When a line contains the string "Look", it counts once; give the total of such lines in the entries below and nothing else.

Provided entries START

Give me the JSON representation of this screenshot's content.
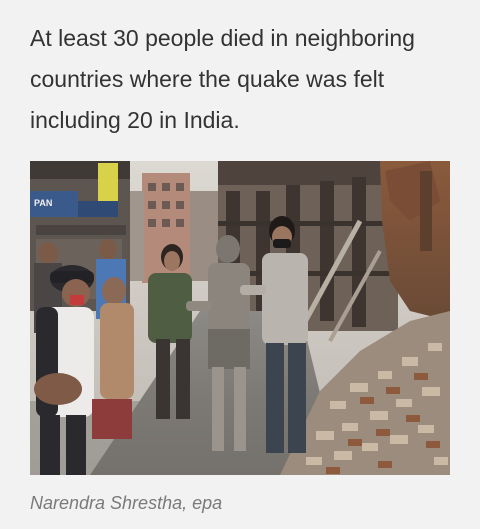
{
  "article": {
    "paragraph": "At least 30 people died in neighboring countries where the quake was felt including 20 in India.",
    "photo": {
      "sign_text": "PAN",
      "caption": "Narendra Shrestha, epa"
    }
  }
}
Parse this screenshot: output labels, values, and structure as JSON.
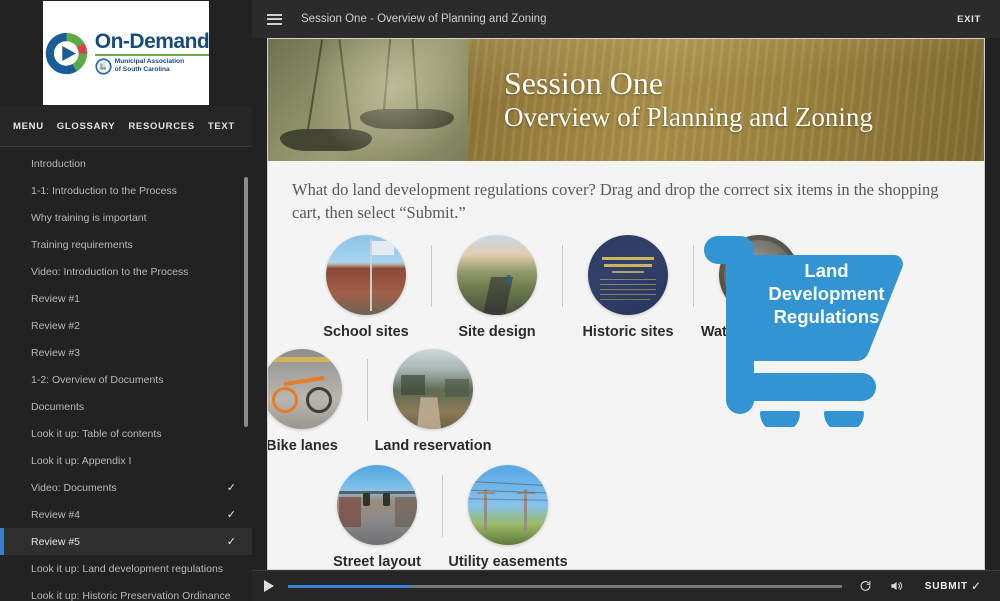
{
  "brand": {
    "logo_title": "On-Demand",
    "logo_sub_line1": "Municipal Association",
    "logo_sub_line2": "of South Carolina",
    "logo_mark_icon": "play-circle-logo-icon",
    "accent_blue": "#184a7c",
    "accent_green": "#6aa84f",
    "accent_red": "#d9414c"
  },
  "sidebar": {
    "tabs": [
      {
        "label": "MENU",
        "active": true
      },
      {
        "label": "GLOSSARY",
        "active": false
      },
      {
        "label": "RESOURCES",
        "active": false
      },
      {
        "label": "TEXT",
        "active": false
      }
    ],
    "active_tab_color": "#3a7fd5",
    "items": [
      {
        "label": "Introduction",
        "completed": false,
        "active": false
      },
      {
        "label": "1-1: Introduction to the Process",
        "completed": false,
        "active": false
      },
      {
        "label": "Why training is important",
        "completed": false,
        "active": false
      },
      {
        "label": "Training requirements",
        "completed": false,
        "active": false
      },
      {
        "label": "Video: Introduction to the Process",
        "completed": false,
        "active": false
      },
      {
        "label": "Review #1",
        "completed": false,
        "active": false
      },
      {
        "label": "Review #2",
        "completed": false,
        "active": false
      },
      {
        "label": "Review #3",
        "completed": false,
        "active": false
      },
      {
        "label": "1-2: Overview of Documents",
        "completed": false,
        "active": false
      },
      {
        "label": "Documents",
        "completed": false,
        "active": false
      },
      {
        "label": "Look it up: Table of contents",
        "completed": false,
        "active": false
      },
      {
        "label": "Look it up: Appendix I",
        "completed": false,
        "active": false
      },
      {
        "label": "Video: Documents",
        "completed": true,
        "active": false
      },
      {
        "label": "Review #4",
        "completed": true,
        "active": false
      },
      {
        "label": "Review #5",
        "completed": true,
        "active": true
      },
      {
        "label": "Look it up: Land development regulations",
        "completed": false,
        "active": false
      },
      {
        "label": "Look it up: Historic Preservation Ordinance",
        "completed": false,
        "active": false
      }
    ],
    "check_glyph": "✓"
  },
  "topbar": {
    "menu_icon": "hamburger-menu-icon",
    "title": "Session One - Overview of Planning and Zoning",
    "exit_label": "EXIT"
  },
  "slide": {
    "banner": {
      "image_alt": "scales-of-justice-image",
      "title_line1": "Session One",
      "title_line2": "Overview of Planning and Zoning"
    },
    "instruction": "What do land development regulations cover? Drag and drop the correct six items in the shopping cart, then select “Submit.”",
    "rows": [
      [
        {
          "label": "School sites",
          "art": "art-school",
          "icon": "school-building-photo"
        },
        {
          "label": "Site design",
          "art": "art-sitedesign",
          "icon": "rural-road-photo"
        },
        {
          "label": "Historic sites",
          "art": "art-historic",
          "icon": "historic-marker-photo"
        },
        {
          "label": "Water and Sewer",
          "art": "art-sewer",
          "icon": "sewer-manhole-photo"
        }
      ],
      [
        {
          "label": "Bike lanes",
          "art": "art-bike",
          "icon": "orange-bicycle-photo"
        },
        {
          "label": "Land reservation",
          "art": "art-landres",
          "icon": "boardwalk-mountains-photo"
        }
      ],
      [
        {
          "label": "Street layout",
          "art": "art-street",
          "icon": "downtown-street-photo"
        },
        {
          "label": "Utility easements",
          "art": "art-utility",
          "icon": "power-lines-photo"
        }
      ]
    ],
    "cart": {
      "icon": "shopping-cart-icon",
      "color": "#3294d2",
      "label_line1": "Land",
      "label_line2": "Development",
      "label_line3": "Regulations"
    }
  },
  "controls": {
    "play_icon": "play-icon",
    "progress_percent": 22,
    "progress_color": "#3a7fd5",
    "replay_icon": "replay-icon",
    "volume_icon": "volume-icon",
    "submit_label": "SUBMIT",
    "submit_check": "✓"
  }
}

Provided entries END

*Problem solution:* 4